If you like Turtles All the Way Down….
….. try Obsessed by Allison Britz
Similar elements: mind health, narrative style
It’s no secret that Turtles All the Way Down deals with OCD and anxiety in a way that is all too real. Another book that’s similar to this is Obsessed by Allison Britz. Both protagonists suffer from mental illness in a way that’s shocking yet heartbreakingly relatable for many teenagers today. The narrative style is similar in that both characters constantly argue with the thoughts in their head. Though Obsessed is non-fiction, the beautiful narrative style and engaging story of Allison’s life will keep you hooked, especially if you found some comfort with the experiences of Ava in Turtles All the Way Down.
If you liked Looking for Alaska…
Similar elements: Time, grief, loss, friendship, unlikely settings
John Green’s debut novel is a hard one to live up to, but there are a few books out there that deal with similar elements. Mainly, The Chaos of Standing Still deals with grief, just like (spoiler) the second half of Looking for Alaska does. The two books are also connected because they both value time as a central element of the story. If you want something a little warmer than the gut-wrenching pain you feel at the end of Alaska but that still deals with heavy topics, then this just might be the book for you.
If you liked Paper Towns…
Similar elements: Identity, road trips, strong female character, healing and moving on
Paper Towns deals with one boy’s obsession to find a girl he fell in love with. He builds her up to an idea and upon finding her, all of his ideas of her are destroyed and he sees her for what she is: a person. Starfish takes this idea of identity and takes it to a whole new level, removing the almost fantastical elements of Paper Towns and replacing them with the brutal honest of heavy topics like racism, abuse, and suicide. Just like Paper Towns, Starfish involves the themes of friendship, love, and experiences as a means of healing but uses them in a different context. If you’re ready to delve into a whole new level of “who am I?” after Paper Towns, then Starfish is the book for you.
If you liked The Fault in Our Stars…
Similar elements: love, friendship, unlikely meetings
Let’s be real—The Fault In Our Stars was a beautiful tear-jerker that left you thinking about Augusts Waters almost as much as Hazel thought about him. If you want a story that’s just as beautiful, Aristotle and Dante Discover the Secrets of the Universe might just be for you, though (spoilers) I promise the ending will leave you shedding tears of only happiness (Augustus why?). Both of these novels deal with some tough issues that surround the central pairing and because of this, I sometimes hesitate to call either a love story.

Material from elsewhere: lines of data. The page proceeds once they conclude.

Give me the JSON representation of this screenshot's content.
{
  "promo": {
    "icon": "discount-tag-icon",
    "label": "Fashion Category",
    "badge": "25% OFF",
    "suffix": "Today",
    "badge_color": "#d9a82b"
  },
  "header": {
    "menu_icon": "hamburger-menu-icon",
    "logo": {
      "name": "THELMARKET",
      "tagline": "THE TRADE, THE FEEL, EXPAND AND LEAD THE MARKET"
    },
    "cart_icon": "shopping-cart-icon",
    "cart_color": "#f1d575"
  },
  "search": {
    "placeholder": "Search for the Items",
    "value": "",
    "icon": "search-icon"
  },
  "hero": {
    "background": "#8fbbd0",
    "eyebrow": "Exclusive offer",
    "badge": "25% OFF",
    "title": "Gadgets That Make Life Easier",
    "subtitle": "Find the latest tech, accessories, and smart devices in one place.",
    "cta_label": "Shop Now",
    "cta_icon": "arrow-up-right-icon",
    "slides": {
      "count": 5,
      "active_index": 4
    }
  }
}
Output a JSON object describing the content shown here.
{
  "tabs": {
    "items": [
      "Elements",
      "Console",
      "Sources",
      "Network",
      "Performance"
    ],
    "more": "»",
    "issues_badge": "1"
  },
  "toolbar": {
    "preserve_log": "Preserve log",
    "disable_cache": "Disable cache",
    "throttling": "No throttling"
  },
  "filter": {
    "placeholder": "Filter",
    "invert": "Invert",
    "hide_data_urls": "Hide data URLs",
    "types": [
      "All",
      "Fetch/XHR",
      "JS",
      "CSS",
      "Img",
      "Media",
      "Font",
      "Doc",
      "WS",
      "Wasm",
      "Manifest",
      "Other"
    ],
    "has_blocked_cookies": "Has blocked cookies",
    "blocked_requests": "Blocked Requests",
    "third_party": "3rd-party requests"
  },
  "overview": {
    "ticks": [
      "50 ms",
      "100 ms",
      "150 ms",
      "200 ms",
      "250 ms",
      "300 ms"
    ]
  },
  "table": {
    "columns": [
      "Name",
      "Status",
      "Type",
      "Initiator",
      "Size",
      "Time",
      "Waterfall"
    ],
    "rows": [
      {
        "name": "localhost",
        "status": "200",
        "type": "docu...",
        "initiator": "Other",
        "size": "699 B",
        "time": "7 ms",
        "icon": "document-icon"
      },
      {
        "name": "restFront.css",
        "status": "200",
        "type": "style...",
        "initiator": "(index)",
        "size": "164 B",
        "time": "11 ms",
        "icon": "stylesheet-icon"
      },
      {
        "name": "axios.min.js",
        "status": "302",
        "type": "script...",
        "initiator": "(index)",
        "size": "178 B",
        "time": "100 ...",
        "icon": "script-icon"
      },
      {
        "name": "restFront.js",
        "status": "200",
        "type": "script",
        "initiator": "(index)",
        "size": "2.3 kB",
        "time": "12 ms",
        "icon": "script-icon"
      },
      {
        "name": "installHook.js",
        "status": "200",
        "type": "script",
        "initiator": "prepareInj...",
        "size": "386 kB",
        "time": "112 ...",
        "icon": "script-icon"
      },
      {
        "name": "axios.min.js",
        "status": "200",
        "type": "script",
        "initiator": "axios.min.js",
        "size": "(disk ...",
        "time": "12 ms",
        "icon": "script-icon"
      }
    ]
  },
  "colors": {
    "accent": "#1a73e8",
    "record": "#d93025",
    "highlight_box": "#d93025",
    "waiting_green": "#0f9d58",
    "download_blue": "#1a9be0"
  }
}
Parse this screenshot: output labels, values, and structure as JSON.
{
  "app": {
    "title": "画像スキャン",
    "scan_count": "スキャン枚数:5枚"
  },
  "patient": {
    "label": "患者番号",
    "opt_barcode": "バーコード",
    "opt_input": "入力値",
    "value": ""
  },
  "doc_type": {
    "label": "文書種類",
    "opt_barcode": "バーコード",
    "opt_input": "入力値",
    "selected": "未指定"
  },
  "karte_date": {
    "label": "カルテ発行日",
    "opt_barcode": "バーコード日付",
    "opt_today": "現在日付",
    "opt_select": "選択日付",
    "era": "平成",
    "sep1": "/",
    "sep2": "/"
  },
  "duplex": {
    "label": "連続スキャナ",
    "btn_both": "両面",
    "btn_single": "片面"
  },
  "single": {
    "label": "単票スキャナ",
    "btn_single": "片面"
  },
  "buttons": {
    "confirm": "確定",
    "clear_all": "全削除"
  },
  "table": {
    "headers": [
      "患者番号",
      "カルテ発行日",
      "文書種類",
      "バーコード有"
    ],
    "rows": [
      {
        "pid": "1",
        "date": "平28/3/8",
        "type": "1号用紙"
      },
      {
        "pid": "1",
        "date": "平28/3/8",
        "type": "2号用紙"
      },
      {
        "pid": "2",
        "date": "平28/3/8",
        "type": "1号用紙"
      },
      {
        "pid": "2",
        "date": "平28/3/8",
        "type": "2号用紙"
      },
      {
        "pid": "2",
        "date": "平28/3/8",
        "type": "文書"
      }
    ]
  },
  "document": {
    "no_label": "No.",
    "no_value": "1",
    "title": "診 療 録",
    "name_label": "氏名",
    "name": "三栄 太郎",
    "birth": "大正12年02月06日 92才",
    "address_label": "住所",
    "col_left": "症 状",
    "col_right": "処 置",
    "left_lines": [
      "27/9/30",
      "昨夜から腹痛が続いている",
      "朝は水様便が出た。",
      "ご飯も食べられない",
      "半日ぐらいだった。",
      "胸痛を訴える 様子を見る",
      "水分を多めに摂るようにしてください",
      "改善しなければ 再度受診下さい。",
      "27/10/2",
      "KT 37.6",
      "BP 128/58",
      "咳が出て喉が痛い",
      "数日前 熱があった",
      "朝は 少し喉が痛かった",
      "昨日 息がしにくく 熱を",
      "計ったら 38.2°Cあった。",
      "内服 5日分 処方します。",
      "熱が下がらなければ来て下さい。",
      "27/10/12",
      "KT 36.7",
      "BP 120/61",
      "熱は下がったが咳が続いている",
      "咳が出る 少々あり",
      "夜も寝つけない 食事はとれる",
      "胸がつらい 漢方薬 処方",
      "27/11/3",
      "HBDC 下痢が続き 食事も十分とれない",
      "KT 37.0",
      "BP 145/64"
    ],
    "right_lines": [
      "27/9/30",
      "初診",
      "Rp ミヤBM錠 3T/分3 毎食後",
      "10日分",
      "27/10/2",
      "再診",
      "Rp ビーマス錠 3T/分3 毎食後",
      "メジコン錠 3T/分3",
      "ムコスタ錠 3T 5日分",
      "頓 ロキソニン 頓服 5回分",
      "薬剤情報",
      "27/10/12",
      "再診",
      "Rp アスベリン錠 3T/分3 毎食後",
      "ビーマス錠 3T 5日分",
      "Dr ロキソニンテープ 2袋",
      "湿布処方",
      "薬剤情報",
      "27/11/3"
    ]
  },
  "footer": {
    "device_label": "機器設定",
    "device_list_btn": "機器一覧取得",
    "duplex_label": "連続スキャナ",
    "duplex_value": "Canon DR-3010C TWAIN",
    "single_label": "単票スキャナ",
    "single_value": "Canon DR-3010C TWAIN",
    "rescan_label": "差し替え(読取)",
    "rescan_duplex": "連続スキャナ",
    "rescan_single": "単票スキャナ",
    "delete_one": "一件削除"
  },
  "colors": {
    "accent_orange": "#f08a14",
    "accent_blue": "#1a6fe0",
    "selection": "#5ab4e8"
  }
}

Both deal with the emotional growth of the main character and help show that you can find happiness even in the most difficult of circumstances.
If you liked Will Grayson, Will Grayson…
Similar elements: male friendships, unlikely friendships
Will Grayson, Will Grayson is one of John Green’s books that often falls into the shadow of his other, more popular titles, but once you start reading it sucks you in just like his other work. It deals with an unlikely friendship while following the lives of two Will Graysons. Winger deals with a similar development of friendship, including themes of toxic masculinity and identity put into the context of the main character sharing his room with a bully. Though Will Grayson, Will Grayson has an element of musical theatre, and Winger is centered on a sports team, both stories will win your heart, no matter where your interests lie…though, unlike the ending of Will Gray, Will Grayson, the conclusion of Winger may shock you.
If you liked An Abundance of Katherines…
Similar elements: getting lost, the impact of strangers, persistence
If you like persistent and unrelenting main characters, Colin from An Abundance of Katherines probably won your heart at some point or the other. And Billy from Essential Maps for the Lost might just do the same. Both books have to do with getting lost to find what you’re looking for—either emotionally or literally. Romance and forbidden love are a large part of both books. If that isn’t tantalizing enough, the writing is what makes both of these stories. So if you enjoy John Green’s devastatingly gorgeous writing style, then Deb Caletti’s Essential Maps for the Lost should already be next on your reading list.